● INPUT DATA
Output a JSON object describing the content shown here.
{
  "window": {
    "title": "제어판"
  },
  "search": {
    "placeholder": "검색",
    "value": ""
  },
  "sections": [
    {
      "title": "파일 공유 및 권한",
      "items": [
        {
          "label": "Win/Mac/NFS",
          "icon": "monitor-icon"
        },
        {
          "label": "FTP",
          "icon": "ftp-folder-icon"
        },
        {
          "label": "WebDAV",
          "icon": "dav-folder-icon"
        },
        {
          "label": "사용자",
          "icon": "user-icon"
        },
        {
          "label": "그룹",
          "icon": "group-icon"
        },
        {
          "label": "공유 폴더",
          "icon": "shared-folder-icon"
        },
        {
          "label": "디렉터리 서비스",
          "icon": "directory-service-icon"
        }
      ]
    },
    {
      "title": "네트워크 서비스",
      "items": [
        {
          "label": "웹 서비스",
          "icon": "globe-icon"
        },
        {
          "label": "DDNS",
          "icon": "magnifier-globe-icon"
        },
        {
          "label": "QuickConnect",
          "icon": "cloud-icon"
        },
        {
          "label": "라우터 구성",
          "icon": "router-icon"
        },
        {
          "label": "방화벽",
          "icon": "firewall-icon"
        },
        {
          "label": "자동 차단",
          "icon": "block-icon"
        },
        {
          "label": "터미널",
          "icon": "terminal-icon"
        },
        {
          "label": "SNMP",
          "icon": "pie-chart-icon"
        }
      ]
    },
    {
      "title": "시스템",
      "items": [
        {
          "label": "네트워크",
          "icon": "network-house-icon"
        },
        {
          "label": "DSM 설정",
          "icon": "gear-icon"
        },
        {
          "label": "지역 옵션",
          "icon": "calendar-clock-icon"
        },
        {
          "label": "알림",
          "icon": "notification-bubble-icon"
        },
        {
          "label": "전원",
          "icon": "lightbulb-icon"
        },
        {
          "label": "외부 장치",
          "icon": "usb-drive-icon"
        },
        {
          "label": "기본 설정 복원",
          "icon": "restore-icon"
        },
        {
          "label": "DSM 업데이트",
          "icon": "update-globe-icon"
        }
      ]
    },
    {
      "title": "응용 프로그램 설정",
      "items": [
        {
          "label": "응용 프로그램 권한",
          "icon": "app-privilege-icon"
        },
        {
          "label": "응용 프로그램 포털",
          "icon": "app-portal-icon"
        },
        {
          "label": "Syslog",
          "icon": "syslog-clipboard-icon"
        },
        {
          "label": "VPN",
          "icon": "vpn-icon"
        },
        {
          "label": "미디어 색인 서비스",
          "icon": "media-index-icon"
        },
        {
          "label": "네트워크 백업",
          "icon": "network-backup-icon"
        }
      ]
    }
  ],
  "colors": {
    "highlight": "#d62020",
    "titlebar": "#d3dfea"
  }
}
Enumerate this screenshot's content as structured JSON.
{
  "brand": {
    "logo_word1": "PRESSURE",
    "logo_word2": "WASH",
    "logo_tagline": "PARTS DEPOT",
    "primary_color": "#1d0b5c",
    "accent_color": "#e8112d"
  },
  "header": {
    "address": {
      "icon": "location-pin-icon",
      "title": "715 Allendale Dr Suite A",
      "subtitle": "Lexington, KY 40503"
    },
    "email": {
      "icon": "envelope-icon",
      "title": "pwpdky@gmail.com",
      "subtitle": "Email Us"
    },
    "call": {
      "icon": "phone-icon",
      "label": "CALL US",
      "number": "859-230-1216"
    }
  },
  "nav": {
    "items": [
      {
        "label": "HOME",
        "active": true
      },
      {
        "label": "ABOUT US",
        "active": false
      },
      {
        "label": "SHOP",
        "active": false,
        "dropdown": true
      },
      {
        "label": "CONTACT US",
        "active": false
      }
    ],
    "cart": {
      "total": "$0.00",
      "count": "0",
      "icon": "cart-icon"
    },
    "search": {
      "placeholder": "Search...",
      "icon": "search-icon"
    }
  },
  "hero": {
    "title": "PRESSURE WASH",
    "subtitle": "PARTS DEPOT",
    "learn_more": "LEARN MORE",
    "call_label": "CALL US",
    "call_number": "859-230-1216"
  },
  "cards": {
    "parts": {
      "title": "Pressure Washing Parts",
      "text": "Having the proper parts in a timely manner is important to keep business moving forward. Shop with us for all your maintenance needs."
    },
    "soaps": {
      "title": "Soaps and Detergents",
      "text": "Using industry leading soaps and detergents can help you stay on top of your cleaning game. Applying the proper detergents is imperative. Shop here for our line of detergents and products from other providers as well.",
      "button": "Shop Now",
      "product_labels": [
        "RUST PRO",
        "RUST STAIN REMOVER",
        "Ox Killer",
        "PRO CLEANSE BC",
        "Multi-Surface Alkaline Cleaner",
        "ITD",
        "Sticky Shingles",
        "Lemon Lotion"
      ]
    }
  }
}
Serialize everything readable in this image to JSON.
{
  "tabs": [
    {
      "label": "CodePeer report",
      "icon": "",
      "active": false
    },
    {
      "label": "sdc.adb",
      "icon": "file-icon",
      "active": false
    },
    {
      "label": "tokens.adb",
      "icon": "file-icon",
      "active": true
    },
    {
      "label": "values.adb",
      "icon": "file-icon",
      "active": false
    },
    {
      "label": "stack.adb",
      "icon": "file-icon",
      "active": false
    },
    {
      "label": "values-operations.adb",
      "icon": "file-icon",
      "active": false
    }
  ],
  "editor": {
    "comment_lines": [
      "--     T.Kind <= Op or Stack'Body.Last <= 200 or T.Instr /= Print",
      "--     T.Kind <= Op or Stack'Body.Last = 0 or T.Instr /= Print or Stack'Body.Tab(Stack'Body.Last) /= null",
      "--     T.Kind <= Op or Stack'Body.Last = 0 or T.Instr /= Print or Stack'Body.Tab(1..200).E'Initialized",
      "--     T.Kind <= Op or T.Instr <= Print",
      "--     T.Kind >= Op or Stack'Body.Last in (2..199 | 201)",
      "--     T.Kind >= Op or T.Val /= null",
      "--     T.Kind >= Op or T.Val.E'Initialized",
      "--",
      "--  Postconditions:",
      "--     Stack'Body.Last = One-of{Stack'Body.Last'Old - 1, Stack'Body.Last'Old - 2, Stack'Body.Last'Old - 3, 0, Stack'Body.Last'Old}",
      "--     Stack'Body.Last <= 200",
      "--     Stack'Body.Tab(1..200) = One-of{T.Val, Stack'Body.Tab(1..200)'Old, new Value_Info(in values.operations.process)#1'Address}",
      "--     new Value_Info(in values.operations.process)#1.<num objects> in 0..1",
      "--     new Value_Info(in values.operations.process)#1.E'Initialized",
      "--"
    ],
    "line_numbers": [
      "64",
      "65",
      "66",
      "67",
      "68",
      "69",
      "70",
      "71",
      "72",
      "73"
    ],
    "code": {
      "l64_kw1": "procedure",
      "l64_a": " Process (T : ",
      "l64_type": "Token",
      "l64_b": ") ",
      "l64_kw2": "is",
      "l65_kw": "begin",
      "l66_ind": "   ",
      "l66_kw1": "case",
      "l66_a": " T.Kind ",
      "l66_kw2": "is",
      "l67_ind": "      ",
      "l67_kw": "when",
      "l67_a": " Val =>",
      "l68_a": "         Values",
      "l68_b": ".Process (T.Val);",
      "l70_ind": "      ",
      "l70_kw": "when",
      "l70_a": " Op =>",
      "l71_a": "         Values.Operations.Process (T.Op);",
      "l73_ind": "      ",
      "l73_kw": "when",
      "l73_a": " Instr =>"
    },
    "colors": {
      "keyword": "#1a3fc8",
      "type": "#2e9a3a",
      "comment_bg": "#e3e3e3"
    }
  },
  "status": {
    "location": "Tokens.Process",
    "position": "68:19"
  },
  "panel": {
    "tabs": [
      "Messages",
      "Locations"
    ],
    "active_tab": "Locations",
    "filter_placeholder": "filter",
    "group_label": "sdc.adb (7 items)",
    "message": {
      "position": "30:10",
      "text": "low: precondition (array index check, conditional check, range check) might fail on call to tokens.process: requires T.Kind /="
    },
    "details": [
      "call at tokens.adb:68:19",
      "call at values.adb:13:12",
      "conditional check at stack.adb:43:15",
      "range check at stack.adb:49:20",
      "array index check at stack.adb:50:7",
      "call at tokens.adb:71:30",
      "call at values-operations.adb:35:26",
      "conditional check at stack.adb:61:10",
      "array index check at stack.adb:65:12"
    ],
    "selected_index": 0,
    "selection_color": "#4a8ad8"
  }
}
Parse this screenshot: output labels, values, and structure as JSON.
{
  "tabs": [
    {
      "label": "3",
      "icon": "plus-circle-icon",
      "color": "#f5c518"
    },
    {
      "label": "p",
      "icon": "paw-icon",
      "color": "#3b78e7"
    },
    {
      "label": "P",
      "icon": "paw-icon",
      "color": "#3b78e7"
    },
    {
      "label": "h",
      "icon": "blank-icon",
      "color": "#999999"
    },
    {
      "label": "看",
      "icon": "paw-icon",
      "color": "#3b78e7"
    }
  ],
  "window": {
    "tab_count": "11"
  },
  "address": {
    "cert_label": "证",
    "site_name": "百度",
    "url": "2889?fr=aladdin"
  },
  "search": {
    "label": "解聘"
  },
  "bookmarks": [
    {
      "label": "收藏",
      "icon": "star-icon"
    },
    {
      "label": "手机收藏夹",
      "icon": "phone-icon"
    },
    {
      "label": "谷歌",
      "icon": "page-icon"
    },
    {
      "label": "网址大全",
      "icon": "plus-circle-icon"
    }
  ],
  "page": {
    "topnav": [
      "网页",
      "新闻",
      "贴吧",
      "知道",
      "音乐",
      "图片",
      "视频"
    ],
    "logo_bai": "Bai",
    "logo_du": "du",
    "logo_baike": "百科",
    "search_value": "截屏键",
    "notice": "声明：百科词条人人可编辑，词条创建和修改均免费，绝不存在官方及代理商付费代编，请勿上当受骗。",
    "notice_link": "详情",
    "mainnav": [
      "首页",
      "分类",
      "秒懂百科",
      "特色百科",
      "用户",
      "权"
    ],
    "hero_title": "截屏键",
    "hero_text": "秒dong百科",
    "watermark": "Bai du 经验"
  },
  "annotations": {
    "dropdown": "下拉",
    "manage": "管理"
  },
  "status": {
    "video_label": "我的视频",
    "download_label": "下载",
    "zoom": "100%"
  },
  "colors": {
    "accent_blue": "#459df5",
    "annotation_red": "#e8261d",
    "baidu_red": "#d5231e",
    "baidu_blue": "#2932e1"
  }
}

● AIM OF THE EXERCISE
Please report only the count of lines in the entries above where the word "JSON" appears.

● RESULT OF THIS EXERCISE
4